■ **DATA**

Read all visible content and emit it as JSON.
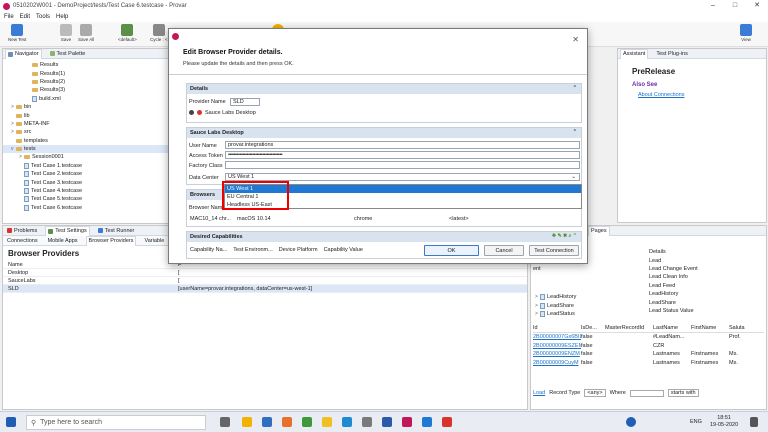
{
  "window": {
    "title": "0510202W001 - DemoProject/tests/Test Case 6.testcase - Provar",
    "controls": [
      "–",
      "□",
      "✕"
    ]
  },
  "menu": [
    "File",
    "Edit",
    "Tools",
    "Help"
  ],
  "toolbar": {
    "new_test": "New Test",
    "save": "Save",
    "save_all": "Save All",
    "default_select": "<default>",
    "cycle": "Cycle : <",
    "view": "View"
  },
  "navigator": {
    "tabs": [
      "Navigator",
      "Test Palette"
    ],
    "items": [
      {
        "label": "Results",
        "indent": 3,
        "type": "folder",
        "chev": ""
      },
      {
        "label": "Results(1)",
        "indent": 3,
        "type": "folder",
        "chev": ""
      },
      {
        "label": "Results(2)",
        "indent": 3,
        "type": "folder",
        "chev": ""
      },
      {
        "label": "Results(3)",
        "indent": 3,
        "type": "folder",
        "chev": ""
      },
      {
        "label": "build.xml",
        "indent": 3,
        "type": "file",
        "chev": ""
      },
      {
        "label": "bin",
        "indent": 1,
        "type": "folder",
        "chev": ">"
      },
      {
        "label": "lib",
        "indent": 1,
        "type": "folder",
        "chev": ""
      },
      {
        "label": "META-INF",
        "indent": 1,
        "type": "folder",
        "chev": ">"
      },
      {
        "label": "src",
        "indent": 1,
        "type": "folder",
        "chev": ">"
      },
      {
        "label": "templates",
        "indent": 1,
        "type": "folder",
        "chev": ""
      },
      {
        "label": "tests",
        "indent": 1,
        "type": "folder",
        "chev": "v"
      },
      {
        "label": "Session0001",
        "indent": 2,
        "type": "folder",
        "chev": ">"
      },
      {
        "label": "Test Case 1.testcase",
        "indent": 2,
        "type": "file",
        "chev": ""
      },
      {
        "label": "Test Case 2.testcase",
        "indent": 2,
        "type": "file",
        "chev": ""
      },
      {
        "label": "Test Case 3.testcase",
        "indent": 2,
        "type": "file",
        "chev": ""
      },
      {
        "label": "Test Case 4.testcase",
        "indent": 2,
        "type": "file",
        "chev": ""
      },
      {
        "label": "Test Case 5.testcase",
        "indent": 2,
        "type": "file",
        "chev": ""
      },
      {
        "label": "Test Case 6.testcase",
        "indent": 2,
        "type": "file",
        "chev": ""
      }
    ]
  },
  "bottom_tabs": [
    "Problems",
    "Test Settings",
    "Test Runner"
  ],
  "bottom_subtabs": [
    "Connections",
    "Mobile Apps",
    "Browser Providers",
    "Variable"
  ],
  "browser_providers": {
    "title": "Browser Providers",
    "rows": [
      {
        "name": "Name",
        "value": "F"
      },
      {
        "name": "Desktop",
        "value": "["
      },
      {
        "name": "SauceLabs",
        "value": "["
      },
      {
        "name": "SLD",
        "value": "[userName=provar.integrations, dataCenter=us-west-1]"
      }
    ]
  },
  "right_panel": {
    "tabs": [
      "Assistant",
      "Test Plug-ins"
    ],
    "heading": "PreRelease",
    "also_see": "Also See",
    "link": "About Connections"
  },
  "org_browser": {
    "tab": "Pages",
    "details_items": [
      "Details",
      "Lead",
      "Lead Change Event",
      "Lead Clean Info",
      "Lead Feed",
      "LeadHistory",
      "LeadShare",
      "Lead Status Value"
    ],
    "partial_label": "ent",
    "tree_items": [
      "LeadHistory",
      "LeadShare",
      "LeadStatus"
    ],
    "grid_headers": [
      "Id",
      "IsDe...",
      "MasterRecordId",
      "LastName",
      "FirstName",
      "Saluta"
    ],
    "grid_rows": [
      [
        "2B00000007Gx6BIL",
        "false",
        "",
        "#LeadNam...",
        "",
        "Prof."
      ],
      [
        "2B00000009ESZEM",
        "false",
        "",
        "CZR",
        "",
        ""
      ],
      [
        "2B00000009ENZM",
        "false",
        "",
        "Lastnames",
        "Firstnames",
        "Ms."
      ],
      [
        "2B00000009CuyM",
        "false",
        "",
        "Lastnames",
        "Firstnames",
        "Ms."
      ]
    ],
    "footer": {
      "load": "Load",
      "record_type_label": "Record Type",
      "record_type_value": "<any>",
      "where": "Where",
      "starts_with": "starts with"
    }
  },
  "dialog": {
    "title": "Edit Browser Provider details.",
    "subtitle": "Please update the details and then press OK.",
    "details_section": "Details",
    "provider_name_label": "Provider Name",
    "provider_name_value": "SLD",
    "radio_label": "Sauce Labs Desktop",
    "sauce_section": "Sauce Labs Desktop",
    "user_name_label": "User Name",
    "user_name_value": "provar.integrations",
    "access_token_label": "Access Token",
    "access_token_value": "••••••••••••••••••••••••••••••••••••••",
    "factory_class_label": "Factory Class",
    "factory_class_value": "",
    "data_center_label": "Data Center",
    "data_center_value": "US West 1",
    "browsers_section": "Browsers",
    "browser_name_header": "Browser Nam",
    "browser_row": {
      "name": "MAC10_14 chr...",
      "os": "macOS 10.14",
      "browser": "chrome",
      "version": "<latest>"
    },
    "desired_section": "Desired Capabilities",
    "capability_headers": [
      "Capability Na...",
      "Test Environm...",
      "Device Platform",
      "Capability Value"
    ],
    "buttons": {
      "ok": "OK",
      "cancel": "Cancel",
      "test": "Test Connection"
    }
  },
  "data_center_options": [
    "US West 1",
    "EU Central 1",
    "Headless US-East"
  ],
  "taskbar": {
    "search_placeholder": "Type here to search",
    "lang": "ENG",
    "time": "18:51",
    "date": "19-05-2020"
  },
  "colors": {
    "accent": "#1e78d4",
    "section_header": "#d9e3ef",
    "highlight_box": "#e00000",
    "error_icon": "#d9342b"
  }
}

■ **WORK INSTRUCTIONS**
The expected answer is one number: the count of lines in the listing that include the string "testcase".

■ **EXPECTED ANSWER**
7